Chances are, you've unknowingly looked at more than one stock photo today. And chances are, you didn't notice because it was something ubiquitous and kind of dumb like a smiling baby in a car seat or woman laughing while eating salad.
Stock images are everywhere—billboards, news stories, listicles, t-shirts, memes, ads—and often they seem like giant clichés. Either that or they're kind of like something off Instagram: a less polished snap of your morning latte, for example.
To find out why stock photos seem to come in two mutually exclusive formats, we asked a woman from Getty Images named Jacqueline Bourke.
VICE: Hi Jacqueline, let's start with what you actually do.
Jacqueline Bourke: I work with the creative insights team at Getty and iStock. We're visual anthropologists, trying to gauge what our customers want to buy and what their needs will be in the future. Getty has 21 years of customer buying trends from all over the world, and some pretty unique data that we get to dive into.
So you're really in the business of data crunching?
That's right. We look at global visual culture, at what is happening across popular social media platforms, as well as what's happening in art and advertising. We're trying to understand what the key social, cultural and economic trends are shaping human behavior.

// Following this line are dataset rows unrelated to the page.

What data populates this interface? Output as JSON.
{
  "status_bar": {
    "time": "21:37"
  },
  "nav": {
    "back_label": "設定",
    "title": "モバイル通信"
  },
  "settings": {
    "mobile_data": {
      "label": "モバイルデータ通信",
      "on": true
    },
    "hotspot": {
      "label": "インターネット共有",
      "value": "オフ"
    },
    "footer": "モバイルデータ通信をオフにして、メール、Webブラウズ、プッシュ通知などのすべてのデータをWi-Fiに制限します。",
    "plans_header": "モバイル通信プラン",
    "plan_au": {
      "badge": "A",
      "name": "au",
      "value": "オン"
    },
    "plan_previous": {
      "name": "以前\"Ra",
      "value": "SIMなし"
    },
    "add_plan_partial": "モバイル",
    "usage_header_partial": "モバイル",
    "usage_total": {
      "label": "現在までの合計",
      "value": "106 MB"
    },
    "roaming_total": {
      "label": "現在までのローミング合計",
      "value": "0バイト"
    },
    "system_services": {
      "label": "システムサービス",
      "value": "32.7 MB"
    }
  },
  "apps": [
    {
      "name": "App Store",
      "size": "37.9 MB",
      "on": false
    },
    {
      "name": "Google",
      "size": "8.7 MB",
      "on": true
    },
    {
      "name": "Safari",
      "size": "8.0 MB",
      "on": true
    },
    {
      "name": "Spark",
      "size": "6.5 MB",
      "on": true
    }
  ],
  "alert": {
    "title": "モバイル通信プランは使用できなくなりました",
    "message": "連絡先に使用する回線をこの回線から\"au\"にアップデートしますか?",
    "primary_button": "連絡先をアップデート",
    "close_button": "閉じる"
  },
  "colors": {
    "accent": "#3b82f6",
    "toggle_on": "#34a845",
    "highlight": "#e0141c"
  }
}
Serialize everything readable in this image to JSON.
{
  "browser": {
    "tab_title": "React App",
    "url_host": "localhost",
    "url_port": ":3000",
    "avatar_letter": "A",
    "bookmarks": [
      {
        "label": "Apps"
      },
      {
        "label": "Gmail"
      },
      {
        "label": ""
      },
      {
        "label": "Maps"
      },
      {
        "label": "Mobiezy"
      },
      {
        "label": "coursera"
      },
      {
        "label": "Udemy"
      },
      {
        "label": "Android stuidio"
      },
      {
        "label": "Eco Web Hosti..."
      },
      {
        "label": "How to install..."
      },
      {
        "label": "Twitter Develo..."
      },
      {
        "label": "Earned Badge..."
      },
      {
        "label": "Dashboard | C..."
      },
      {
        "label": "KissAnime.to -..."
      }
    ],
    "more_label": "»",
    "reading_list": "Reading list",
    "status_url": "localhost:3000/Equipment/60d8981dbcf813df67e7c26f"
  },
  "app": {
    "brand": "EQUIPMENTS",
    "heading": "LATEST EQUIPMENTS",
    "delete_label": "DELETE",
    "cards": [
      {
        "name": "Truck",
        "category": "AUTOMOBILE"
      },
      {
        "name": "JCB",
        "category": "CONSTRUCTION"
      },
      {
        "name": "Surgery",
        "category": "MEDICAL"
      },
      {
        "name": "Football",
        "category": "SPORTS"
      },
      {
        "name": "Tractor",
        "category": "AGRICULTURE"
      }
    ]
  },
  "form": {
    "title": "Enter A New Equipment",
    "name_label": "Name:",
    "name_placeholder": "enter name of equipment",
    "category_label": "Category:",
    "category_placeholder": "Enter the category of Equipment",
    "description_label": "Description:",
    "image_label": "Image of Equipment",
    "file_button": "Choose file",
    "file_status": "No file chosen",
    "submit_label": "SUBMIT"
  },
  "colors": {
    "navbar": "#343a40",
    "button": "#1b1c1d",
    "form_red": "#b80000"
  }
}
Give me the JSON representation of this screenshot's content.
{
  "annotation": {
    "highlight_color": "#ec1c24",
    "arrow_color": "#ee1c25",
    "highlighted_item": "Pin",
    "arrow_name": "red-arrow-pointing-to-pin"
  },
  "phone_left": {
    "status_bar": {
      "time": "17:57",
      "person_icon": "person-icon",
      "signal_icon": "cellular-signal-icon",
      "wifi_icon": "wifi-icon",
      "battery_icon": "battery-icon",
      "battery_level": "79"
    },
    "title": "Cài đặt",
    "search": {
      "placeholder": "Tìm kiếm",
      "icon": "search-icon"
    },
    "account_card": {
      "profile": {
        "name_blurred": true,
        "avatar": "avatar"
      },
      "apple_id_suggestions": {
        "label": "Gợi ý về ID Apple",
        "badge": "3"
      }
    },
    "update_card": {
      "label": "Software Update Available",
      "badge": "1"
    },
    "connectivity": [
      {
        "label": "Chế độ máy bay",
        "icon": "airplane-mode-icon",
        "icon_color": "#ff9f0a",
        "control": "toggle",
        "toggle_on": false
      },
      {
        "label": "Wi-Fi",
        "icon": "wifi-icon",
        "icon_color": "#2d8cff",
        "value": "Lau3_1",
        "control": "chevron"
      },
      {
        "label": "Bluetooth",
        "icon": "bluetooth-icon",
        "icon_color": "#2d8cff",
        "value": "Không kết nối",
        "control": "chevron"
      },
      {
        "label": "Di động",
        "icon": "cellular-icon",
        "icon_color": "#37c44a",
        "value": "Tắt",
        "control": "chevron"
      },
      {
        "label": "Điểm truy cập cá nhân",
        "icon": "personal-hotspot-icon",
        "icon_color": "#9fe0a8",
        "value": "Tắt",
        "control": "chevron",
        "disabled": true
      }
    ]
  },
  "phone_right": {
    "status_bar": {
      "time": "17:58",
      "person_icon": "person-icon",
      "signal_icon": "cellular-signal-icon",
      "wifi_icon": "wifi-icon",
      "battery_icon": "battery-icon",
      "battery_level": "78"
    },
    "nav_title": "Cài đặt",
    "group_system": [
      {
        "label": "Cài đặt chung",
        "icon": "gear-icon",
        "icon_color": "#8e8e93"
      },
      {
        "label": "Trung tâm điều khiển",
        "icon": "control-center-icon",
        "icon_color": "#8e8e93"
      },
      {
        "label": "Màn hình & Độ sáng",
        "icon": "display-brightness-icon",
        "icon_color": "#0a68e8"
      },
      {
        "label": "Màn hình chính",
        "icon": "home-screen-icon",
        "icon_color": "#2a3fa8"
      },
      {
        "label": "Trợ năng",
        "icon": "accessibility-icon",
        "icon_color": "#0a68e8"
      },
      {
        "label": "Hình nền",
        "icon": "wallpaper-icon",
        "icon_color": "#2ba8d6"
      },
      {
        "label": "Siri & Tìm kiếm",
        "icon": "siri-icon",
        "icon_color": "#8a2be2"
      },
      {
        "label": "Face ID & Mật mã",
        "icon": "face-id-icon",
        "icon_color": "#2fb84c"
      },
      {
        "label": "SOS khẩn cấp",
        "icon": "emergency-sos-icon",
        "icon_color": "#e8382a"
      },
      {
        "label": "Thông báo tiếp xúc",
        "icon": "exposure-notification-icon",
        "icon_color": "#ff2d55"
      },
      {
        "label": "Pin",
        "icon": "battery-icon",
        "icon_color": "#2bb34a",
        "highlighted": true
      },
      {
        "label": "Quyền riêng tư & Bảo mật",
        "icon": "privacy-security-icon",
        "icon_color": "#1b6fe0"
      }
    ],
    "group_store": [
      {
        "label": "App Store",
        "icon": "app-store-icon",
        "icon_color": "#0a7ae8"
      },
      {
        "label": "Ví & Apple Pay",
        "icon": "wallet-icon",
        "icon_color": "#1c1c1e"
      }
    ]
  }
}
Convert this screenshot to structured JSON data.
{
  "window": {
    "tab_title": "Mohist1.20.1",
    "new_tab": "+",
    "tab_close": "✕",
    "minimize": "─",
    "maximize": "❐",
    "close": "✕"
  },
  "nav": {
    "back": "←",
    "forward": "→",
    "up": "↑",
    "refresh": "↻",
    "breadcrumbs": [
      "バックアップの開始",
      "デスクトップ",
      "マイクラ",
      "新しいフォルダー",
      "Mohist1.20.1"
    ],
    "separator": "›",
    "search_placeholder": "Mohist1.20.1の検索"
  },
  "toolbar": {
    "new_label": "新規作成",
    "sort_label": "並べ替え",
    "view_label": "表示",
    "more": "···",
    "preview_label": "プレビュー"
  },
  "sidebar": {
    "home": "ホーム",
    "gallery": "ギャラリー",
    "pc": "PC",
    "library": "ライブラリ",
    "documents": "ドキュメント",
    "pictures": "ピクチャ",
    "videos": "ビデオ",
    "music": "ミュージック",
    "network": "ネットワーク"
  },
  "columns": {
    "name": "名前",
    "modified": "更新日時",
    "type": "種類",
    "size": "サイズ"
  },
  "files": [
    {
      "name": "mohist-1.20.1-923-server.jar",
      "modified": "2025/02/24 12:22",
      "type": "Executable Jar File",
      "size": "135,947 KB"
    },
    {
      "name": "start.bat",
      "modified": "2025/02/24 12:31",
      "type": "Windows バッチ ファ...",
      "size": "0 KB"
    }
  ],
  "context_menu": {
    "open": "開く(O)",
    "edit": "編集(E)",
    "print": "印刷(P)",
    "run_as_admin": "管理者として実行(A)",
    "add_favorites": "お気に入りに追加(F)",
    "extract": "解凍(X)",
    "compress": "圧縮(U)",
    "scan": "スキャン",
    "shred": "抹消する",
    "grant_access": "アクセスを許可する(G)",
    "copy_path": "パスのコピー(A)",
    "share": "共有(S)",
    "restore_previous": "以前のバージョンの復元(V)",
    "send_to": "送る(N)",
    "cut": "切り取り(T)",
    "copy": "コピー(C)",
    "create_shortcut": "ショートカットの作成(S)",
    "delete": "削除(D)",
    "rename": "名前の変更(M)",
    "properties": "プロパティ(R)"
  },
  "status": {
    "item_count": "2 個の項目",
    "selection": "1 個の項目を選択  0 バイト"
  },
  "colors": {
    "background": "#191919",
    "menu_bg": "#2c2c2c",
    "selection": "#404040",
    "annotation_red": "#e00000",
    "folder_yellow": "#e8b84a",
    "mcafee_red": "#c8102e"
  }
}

What are the sorts of photos in demand at the moment?
Right now, it's a combination of that slice of life phone photography, but also a very different demand for high quality, meaningful images. We're very much balancing out living in an era of purposeful consumption. Consumers look at a brand's values, we don't want to damage the world, and we want to buy something that's special and says something unique about us. Our customers are often looking for an image that has something non-conformist about it.
So how do you source all these weirdly specific images?
We have contributors from all over the world, including your traditional expert photographers. But over the last few years, we've also started using what we call a user-generated crowd. We have a Twitter feed where we tweet to our customers asking for fresher stuff, and anyone can take these ideas and shoot them. We send out a feed of live briefs, and people can upload their photography from mobiles.
So we're all taking so many photos that stock photos have to look convincing for us to believe them?
That's right. Particularly in Australia where we're sophisticated image consumers who understand how images are made. There's this rise of stereotypes, that people riff off. There's an evolution taking place around universal archetypes. Basically, we're all in on the joke, and that can be a useful thing.
Australians love a dank meme.
That's true. The advertising that's coming out of Australia shows how we're living in a very humorous climate. The most watched advertisement at the Superbowl, the one by Doritos that featured a baby shooting out of the womb, that actually came from Australia
How do you feel about stick image clichés personally?
Well, there are actually two sides to that. Those clichés exist for a reason. They're universally recognised, and we can have humorous conversation about them because we recognise them. A healthy lady laughing while eating a salad, and so on, is instantly recognisable and becomes a joke. But because of humour, it can actually be a very useful stock image.
Jacqueline is speaking at Semi-Permanent Festival, which runs from May 26-28 at Carriageworks, Sydney. You can find out more about the festival and buy tickets here.